Second, King was careful to always aim above, but just barely above, his current skill level. His first published story was in a fanzine — the 1960’s version of a blog. He moved from fanzines to second-tier mens magazines like Cavalier and Dude. After he cracked that market he moved on to top-tier mens magazines and top-tier fantasy and science fiction publications. Only once he could consistently hit those targets did he succeed in selling his first novel to Doubleday.
Let’s step back and summarize these key points of King’s training: lots of practice, driven by honest feedback and challenges just beyond his current skill level.
King’s rise to writing fame is a perfect case study of deliberate practice in action.
(Photo by snck)
April 8th, 2013 · 27 comments
The Deliberate Practice Pilot Program
I’m fascinated by deliberate practice.
I’m convinced this advanced practice philosophy can help knowledge workers rapidly pick up skills that will make them invaluable and provide control over their career. It is, as I’ve argued here, in my last book, and in the Wall Street Journal, perhaps one of your most effective tools for building a working life you love.
But it’s also really hard to figure out how to adapt these ideas to the world of knowledge work.
I decided a good way to proceed with my investigation of this topic would be to: (1) take my best shot at distilling what I know into a formal system; then (2) recruit a group of people, from a variety of different knowledge work careers, to try out my recommendations and report back what they experienced.
This is exactly what I’m going to do.
Over the past few months, I’ve worked extensively with Scott Young (a master of rapid learning), to create a four week pilot program that walks you, step-by-step, through our best understanding of how to identify key skills and then apply deliberate practice techniques to dominate them in a small amount of time.
Now we want to recruit an (extremely limited) group of participants to give this pilot course a try and tell us how it went. In other words, I want real people, in a variety of real jobs, to kick the tires on these ideas Scott and I have been writing about for so long.
Learn More About This Experiment
I don’t want to clog Study Hacks with tons of logistical posts about the experiment — more details, how to sign-up, etc. — so I created a separate e-mail list for this purpose. If you’re interested in learning more about this pilot program click the link below to sign-up for the list.
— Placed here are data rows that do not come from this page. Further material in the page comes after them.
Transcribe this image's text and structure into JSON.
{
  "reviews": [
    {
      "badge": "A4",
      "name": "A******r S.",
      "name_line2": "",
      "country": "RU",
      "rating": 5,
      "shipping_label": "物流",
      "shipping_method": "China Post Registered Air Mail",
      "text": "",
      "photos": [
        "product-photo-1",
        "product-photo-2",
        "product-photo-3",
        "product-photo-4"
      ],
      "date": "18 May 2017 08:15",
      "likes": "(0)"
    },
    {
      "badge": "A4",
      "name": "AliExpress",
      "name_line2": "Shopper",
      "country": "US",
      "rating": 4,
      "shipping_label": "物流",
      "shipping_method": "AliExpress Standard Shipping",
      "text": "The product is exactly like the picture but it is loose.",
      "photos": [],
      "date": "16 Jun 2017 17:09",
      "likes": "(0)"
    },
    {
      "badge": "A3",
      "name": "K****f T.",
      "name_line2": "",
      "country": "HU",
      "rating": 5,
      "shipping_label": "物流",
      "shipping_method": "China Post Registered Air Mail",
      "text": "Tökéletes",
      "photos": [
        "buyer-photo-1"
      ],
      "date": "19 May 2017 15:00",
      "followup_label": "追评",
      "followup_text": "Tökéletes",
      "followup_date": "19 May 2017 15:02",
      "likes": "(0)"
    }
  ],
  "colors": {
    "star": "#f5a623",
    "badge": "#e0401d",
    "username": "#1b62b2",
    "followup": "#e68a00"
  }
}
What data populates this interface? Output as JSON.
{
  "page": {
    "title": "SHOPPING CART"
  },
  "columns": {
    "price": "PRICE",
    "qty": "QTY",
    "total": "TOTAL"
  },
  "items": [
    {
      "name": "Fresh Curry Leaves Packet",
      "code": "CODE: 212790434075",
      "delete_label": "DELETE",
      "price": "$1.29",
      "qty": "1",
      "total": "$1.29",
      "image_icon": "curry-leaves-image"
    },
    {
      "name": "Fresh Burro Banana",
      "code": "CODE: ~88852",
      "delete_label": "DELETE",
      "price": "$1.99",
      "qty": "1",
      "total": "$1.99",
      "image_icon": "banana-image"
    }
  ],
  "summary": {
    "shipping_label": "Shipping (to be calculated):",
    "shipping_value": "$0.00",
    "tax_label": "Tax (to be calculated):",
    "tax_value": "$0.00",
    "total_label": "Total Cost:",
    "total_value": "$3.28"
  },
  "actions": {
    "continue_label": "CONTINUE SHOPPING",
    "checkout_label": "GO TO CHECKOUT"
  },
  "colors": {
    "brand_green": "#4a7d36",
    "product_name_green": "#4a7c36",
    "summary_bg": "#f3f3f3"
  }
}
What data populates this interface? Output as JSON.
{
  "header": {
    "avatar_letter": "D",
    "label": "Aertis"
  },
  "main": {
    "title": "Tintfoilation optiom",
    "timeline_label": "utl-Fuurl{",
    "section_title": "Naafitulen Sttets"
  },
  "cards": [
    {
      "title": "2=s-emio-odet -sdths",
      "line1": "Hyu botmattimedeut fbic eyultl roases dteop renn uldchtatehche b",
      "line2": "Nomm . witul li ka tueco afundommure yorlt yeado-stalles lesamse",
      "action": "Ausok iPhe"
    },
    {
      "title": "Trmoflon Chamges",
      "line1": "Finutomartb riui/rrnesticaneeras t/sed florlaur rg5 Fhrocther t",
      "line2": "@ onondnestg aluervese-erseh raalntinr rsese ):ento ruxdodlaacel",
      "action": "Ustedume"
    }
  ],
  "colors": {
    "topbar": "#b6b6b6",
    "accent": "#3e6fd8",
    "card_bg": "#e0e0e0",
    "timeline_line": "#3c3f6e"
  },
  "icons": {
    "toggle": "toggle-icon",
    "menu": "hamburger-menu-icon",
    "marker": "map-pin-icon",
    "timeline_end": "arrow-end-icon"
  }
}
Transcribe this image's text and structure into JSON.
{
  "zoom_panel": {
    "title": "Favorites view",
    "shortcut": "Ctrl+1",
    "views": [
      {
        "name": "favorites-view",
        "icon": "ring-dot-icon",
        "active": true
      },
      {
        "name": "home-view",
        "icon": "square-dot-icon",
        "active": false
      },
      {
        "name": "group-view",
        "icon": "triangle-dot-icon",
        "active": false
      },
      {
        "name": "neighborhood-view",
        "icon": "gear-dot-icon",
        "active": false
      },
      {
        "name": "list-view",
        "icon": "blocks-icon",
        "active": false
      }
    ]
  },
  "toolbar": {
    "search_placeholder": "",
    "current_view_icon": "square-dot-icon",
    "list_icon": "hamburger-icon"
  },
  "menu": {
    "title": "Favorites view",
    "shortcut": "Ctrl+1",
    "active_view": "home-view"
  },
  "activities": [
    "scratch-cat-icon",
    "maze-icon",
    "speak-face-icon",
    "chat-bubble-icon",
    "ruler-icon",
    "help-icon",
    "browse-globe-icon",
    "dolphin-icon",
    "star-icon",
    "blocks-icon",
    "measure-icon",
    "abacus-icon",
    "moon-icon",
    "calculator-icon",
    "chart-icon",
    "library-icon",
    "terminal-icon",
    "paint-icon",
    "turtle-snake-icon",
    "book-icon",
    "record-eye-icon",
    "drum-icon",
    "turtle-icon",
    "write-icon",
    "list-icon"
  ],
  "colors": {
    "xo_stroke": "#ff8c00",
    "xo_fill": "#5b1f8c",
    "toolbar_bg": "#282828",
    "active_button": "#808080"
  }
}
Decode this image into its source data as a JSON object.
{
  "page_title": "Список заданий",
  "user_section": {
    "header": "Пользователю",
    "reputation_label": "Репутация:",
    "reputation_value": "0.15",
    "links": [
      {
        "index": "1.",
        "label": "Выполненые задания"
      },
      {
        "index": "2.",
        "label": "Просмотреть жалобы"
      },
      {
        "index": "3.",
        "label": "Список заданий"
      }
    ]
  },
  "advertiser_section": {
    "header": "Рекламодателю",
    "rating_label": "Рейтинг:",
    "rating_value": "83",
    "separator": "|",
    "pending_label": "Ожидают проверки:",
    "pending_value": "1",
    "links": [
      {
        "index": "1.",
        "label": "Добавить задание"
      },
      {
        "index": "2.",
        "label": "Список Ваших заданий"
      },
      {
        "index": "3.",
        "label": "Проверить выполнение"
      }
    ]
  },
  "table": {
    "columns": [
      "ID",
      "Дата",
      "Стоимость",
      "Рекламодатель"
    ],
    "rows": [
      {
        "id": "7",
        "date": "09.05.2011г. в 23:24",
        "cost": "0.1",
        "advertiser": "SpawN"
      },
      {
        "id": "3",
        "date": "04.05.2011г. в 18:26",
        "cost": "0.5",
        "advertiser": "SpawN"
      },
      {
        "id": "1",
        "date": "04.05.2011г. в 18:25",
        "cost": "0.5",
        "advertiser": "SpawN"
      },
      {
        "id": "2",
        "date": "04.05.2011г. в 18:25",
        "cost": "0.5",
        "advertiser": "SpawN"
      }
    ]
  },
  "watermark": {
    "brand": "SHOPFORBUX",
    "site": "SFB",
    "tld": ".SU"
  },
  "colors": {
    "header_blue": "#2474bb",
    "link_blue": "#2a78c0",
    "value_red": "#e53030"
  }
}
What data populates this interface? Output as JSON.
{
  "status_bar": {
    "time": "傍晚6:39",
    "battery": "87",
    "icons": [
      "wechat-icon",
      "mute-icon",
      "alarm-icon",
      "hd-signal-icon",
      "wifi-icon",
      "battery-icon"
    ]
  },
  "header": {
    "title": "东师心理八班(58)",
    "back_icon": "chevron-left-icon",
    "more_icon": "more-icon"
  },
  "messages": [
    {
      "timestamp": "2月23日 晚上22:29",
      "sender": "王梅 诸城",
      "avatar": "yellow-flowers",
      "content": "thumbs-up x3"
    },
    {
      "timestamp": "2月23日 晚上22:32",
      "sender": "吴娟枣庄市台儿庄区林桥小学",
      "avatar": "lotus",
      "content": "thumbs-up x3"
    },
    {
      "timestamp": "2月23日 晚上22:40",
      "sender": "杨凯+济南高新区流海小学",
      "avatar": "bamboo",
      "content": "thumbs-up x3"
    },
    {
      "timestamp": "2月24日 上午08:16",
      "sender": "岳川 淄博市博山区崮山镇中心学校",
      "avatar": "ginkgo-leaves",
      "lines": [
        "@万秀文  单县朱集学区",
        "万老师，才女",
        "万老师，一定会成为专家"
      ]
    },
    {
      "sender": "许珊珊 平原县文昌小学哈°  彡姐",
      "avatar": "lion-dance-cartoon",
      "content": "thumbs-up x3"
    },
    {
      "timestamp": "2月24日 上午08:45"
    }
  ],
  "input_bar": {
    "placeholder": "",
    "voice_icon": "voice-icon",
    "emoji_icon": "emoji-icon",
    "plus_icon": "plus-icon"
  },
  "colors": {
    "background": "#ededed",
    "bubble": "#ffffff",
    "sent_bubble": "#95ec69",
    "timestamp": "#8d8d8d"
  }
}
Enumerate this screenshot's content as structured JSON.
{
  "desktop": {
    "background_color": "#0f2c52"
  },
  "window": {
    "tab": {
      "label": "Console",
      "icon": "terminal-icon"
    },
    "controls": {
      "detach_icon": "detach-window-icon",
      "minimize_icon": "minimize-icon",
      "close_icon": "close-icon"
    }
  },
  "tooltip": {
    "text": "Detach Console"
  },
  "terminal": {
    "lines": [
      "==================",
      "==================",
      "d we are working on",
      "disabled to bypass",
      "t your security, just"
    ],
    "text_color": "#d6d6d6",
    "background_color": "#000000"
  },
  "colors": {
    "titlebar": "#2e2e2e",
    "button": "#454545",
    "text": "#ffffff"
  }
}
This will be the only place where you can hear more details and receive information about the first-come-first-served sign-up that will likely happen as soon as next week.
Click here to sign-up to learn more…
And now back to our regularly scheduled programming…